Top of Records to use

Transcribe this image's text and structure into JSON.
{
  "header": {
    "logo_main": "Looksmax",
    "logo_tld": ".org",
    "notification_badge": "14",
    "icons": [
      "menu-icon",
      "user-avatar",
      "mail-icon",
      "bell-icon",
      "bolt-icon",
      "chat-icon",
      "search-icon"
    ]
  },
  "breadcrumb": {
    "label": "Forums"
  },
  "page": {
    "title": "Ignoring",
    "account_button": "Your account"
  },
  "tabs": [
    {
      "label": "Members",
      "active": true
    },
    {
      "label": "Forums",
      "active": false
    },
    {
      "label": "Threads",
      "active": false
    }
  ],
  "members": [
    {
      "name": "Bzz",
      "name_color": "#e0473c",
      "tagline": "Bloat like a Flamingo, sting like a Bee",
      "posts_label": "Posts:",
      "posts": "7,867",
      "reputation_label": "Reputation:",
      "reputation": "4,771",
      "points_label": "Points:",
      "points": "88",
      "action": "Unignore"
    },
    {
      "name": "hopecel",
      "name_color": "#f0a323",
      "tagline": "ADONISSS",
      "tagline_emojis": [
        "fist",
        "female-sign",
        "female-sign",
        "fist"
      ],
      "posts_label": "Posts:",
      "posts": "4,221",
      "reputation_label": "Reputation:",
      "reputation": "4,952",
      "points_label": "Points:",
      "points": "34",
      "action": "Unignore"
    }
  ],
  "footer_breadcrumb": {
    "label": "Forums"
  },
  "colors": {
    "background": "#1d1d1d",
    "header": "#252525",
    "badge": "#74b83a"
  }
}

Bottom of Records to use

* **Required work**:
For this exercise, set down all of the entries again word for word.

* **Completed task**:
Transcribe this image's text and structure into JSON.
{
  "header": {
    "logo_main": "Looksmax",
    "logo_tld": ".org",
    "notification_badge": "14",
    "icons": [
      "menu-icon",
      "user-avatar",
      "mail-icon",
      "bell-icon",
      "bolt-icon",
      "chat-icon",
      "search-icon"
    ]
  },
  "breadcrumb": {
    "label": "Forums"
  },
  "page": {
    "title": "Ignoring",
    "account_button": "Your account"
  },
  "tabs": [
    {
      "label": "Members",
      "active": true
    },
    {
      "label": "Forums",
      "active": false
    },
    {
      "label": "Threads",
      "active": false
    }
  ],
  "members": [
    {
      "name": "Bzz",
      "name_color": "#e0473c",
      "tagline": "Bloat like a Flamingo, sting like a Bee",
      "posts_label": "Posts:",
      "posts": "7,867",
      "reputation_label": "Reputation:",
      "reputation": "4,771",
      "points_label": "Points:",
      "points": "88",
      "action": "Unignore"
    },
    {
      "name": "hopecel",
      "name_color": "#f0a323",
      "tagline": "ADONISSS",
      "tagline_emojis": [
        "fist",
        "female-sign",
        "female-sign",
        "fist"
      ],
      "posts_label": "Posts:",
      "posts": "4,221",
      "reputation_label": "Reputation:",
      "reputation": "4,952",
      "points_label": "Points:",
      "points": "34",
      "action": "Unignore"
    }
  ],
  "footer_breadcrumb": {
    "label": "Forums"
  },
  "colors": {
    "background": "#1d1d1d",
    "header": "#252525",
    "badge": "#74b83a"
  }
}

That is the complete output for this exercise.